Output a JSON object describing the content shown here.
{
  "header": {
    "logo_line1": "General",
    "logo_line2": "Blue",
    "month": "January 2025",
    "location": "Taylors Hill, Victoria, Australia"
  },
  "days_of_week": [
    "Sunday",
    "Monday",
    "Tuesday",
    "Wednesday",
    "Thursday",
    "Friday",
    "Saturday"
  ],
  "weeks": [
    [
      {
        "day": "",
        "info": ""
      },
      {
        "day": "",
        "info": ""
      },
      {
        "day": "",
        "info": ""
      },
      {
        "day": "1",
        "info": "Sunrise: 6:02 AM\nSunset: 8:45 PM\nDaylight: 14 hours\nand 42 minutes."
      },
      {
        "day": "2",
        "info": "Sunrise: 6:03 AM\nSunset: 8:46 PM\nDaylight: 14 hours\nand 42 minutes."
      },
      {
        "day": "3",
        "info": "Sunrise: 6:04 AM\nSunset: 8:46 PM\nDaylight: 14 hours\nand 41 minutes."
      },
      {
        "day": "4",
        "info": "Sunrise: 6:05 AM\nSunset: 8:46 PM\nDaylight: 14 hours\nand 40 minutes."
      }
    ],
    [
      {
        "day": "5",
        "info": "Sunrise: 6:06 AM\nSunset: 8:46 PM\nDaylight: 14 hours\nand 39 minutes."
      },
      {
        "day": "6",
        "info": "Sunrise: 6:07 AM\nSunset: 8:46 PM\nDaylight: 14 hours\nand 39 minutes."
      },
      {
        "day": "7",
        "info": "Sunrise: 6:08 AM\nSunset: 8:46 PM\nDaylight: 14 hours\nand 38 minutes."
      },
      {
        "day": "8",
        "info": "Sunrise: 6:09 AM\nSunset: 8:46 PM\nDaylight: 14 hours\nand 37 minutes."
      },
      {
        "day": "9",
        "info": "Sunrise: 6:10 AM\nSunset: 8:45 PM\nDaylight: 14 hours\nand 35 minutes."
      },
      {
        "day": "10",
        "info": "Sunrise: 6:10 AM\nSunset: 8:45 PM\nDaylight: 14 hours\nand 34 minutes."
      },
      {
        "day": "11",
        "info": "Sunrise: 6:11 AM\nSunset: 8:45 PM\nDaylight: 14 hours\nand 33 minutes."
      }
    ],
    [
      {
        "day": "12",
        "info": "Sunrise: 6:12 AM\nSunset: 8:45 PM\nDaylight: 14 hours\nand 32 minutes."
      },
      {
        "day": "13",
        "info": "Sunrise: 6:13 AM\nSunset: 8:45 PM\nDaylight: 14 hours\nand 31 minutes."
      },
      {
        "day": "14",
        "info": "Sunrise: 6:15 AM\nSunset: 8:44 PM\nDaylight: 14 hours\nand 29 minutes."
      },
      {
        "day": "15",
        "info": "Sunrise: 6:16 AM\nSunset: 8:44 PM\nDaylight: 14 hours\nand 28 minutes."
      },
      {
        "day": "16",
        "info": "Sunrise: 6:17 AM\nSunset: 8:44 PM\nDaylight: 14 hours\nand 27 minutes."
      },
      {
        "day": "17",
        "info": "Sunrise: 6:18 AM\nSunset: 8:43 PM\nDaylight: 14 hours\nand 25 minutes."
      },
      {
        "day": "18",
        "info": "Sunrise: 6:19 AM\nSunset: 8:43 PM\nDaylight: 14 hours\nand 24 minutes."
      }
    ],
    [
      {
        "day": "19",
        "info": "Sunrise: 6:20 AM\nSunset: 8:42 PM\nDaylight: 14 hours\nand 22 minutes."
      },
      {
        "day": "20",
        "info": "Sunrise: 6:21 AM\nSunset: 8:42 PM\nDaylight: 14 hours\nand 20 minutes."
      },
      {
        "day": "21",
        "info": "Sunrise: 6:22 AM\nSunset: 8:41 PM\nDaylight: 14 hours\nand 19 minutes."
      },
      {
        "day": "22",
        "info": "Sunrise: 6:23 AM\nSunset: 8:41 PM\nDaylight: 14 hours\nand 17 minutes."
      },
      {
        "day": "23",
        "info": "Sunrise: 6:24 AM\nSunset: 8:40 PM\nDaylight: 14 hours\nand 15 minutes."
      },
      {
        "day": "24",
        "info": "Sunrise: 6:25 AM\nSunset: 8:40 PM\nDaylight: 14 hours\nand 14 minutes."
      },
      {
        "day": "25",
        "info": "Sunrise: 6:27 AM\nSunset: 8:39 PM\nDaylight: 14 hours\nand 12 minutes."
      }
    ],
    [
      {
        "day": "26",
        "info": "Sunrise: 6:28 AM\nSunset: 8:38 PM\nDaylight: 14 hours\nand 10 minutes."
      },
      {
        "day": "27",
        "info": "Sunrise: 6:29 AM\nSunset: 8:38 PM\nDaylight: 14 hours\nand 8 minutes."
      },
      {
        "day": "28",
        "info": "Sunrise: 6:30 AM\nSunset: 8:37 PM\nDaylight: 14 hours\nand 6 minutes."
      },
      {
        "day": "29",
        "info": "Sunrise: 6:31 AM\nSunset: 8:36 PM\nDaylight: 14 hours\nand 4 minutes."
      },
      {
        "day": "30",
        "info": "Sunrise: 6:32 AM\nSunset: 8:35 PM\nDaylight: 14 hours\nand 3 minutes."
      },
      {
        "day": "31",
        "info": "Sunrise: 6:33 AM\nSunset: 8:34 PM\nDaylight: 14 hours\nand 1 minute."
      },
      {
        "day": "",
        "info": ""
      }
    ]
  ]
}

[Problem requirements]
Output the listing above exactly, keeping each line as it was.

[Written response]
Output a JSON object describing the content shown here.
{
  "header": {
    "logo_line1": "General",
    "logo_line2": "Blue",
    "month": "January 2025",
    "location": "Taylors Hill, Victoria, Australia"
  },
  "days_of_week": [
    "Sunday",
    "Monday",
    "Tuesday",
    "Wednesday",
    "Thursday",
    "Friday",
    "Saturday"
  ],
  "weeks": [
    [
      {
        "day": "",
        "info": ""
      },
      {
        "day": "",
        "info": ""
      },
      {
        "day": "",
        "info": ""
      },
      {
        "day": "1",
        "info": "Sunrise: 6:02 AM\nSunset: 8:45 PM\nDaylight: 14 hours\nand 42 minutes."
      },
      {
        "day": "2",
        "info": "Sunrise: 6:03 AM\nSunset: 8:46 PM\nDaylight: 14 hours\nand 42 minutes."
      },
      {
        "day": "3",
        "info": "Sunrise: 6:04 AM\nSunset: 8:46 PM\nDaylight: 14 hours\nand 41 minutes."
      },
      {
        "day": "4",
        "info": "Sunrise: 6:05 AM\nSunset: 8:46 PM\nDaylight: 14 hours\nand 40 minutes."
      }
    ],
    [
      {
        "day": "5",
        "info": "Sunrise: 6:06 AM\nSunset: 8:46 PM\nDaylight: 14 hours\nand 39 minutes."
      },
      {
        "day": "6",
        "info": "Sunrise: 6:07 AM\nSunset: 8:46 PM\nDaylight: 14 hours\nand 39 minutes."
      },
      {
        "day": "7",
        "info": "Sunrise: 6:08 AM\nSunset: 8:46 PM\nDaylight: 14 hours\nand 38 minutes."
      },
      {
        "day": "8",
        "info": "Sunrise: 6:09 AM\nSunset: 8:46 PM\nDaylight: 14 hours\nand 37 minutes."
      },
      {
        "day": "9",
        "info": "Sunrise: 6:10 AM\nSunset: 8:45 PM\nDaylight: 14 hours\nand 35 minutes."
      },
      {
        "day": "10",
        "info": "Sunrise: 6:10 AM\nSunset: 8:45 PM\nDaylight: 14 hours\nand 34 minutes."
      },
      {
        "day": "11",
        "info": "Sunrise: 6:11 AM\nSunset: 8:45 PM\nDaylight: 14 hours\nand 33 minutes."
      }
    ],
    [
      {
        "day": "12",
        "info": "Sunrise: 6:12 AM\nSunset: 8:45 PM\nDaylight: 14 hours\nand 32 minutes."
      },
      {
        "day": "13",
        "info": "Sunrise: 6:13 AM\nSunset: 8:45 PM\nDaylight: 14 hours\nand 31 minutes."
      },
      {
        "day": "14",
        "info": "Sunrise: 6:15 AM\nSunset: 8:44 PM\nDaylight: 14 hours\nand 29 minutes."
      },
      {
        "day": "15",
        "info": "Sunrise: 6:16 AM\nSunset: 8:44 PM\nDaylight: 14 hours\nand 28 minutes."
      },
      {
        "day": "16",
        "info": "Sunrise: 6:17 AM\nSunset: 8:44 PM\nDaylight: 14 hours\nand 27 minutes."
      },
      {
        "day": "17",
        "info": "Sunrise: 6:18 AM\nSunset: 8:43 PM\nDaylight: 14 hours\nand 25 minutes."
      },
      {
        "day": "18",
        "info": "Sunrise: 6:19 AM\nSunset: 8:43 PM\nDaylight: 14 hours\nand 24 minutes."
      }
    ],
    [
      {
        "day": "19",
        "info": "Sunrise: 6:20 AM\nSunset: 8:42 PM\nDaylight: 14 hours\nand 22 minutes."
      },
      {
        "day": "20",
        "info": "Sunrise: 6:21 AM\nSunset: 8:42 PM\nDaylight: 14 hours\nand 20 minutes."
      },
      {
        "day": "21",
        "info": "Sunrise: 6:22 AM\nSunset: 8:41 PM\nDaylight: 14 hours\nand 19 minutes."
      },
      {
        "day": "22",
        "info": "Sunrise: 6:23 AM\nSunset: 8:41 PM\nDaylight: 14 hours\nand 17 minutes."
      },
      {
        "day": "23",
        "info": "Sunrise: 6:24 AM\nSunset: 8:40 PM\nDaylight: 14 hours\nand 15 minutes."
      },
      {
        "day": "24",
        "info": "Sunrise: 6:25 AM\nSunset: 8:40 PM\nDaylight: 14 hours\nand 14 minutes."
      },
      {
        "day": "25",
        "info": "Sunrise: 6:27 AM\nSunset: 8:39 PM\nDaylight: 14 hours\nand 12 minutes."
      }
    ],
    [
      {
        "day": "26",
        "info": "Sunrise: 6:28 AM\nSunset: 8:38 PM\nDaylight: 14 hours\nand 10 minutes."
      },
      {
        "day": "27",
        "info": "Sunrise: 6:29 AM\nSunset: 8:38 PM\nDaylight: 14 hours\nand 8 minutes."
      },
      {
        "day": "28",
        "info": "Sunrise: 6:30 AM\nSunset: 8:37 PM\nDaylight: 14 hours\nand 6 minutes."
      },
      {
        "day": "29",
        "info": "Sunrise: 6:31 AM\nSunset: 8:36 PM\nDaylight: 14 hours\nand 4 minutes."
      },
      {
        "day": "30",
        "info": "Sunrise: 6:32 AM\nSunset: 8:35 PM\nDaylight: 14 hours\nand 3 minutes."
      },
      {
        "day": "31",
        "info": "Sunrise: 6:33 AM\nSunset: 8:34 PM\nDaylight: 14 hours\nand 1 minute."
      },
      {
        "day": "",
        "info": ""
      }
    ]
  ]
}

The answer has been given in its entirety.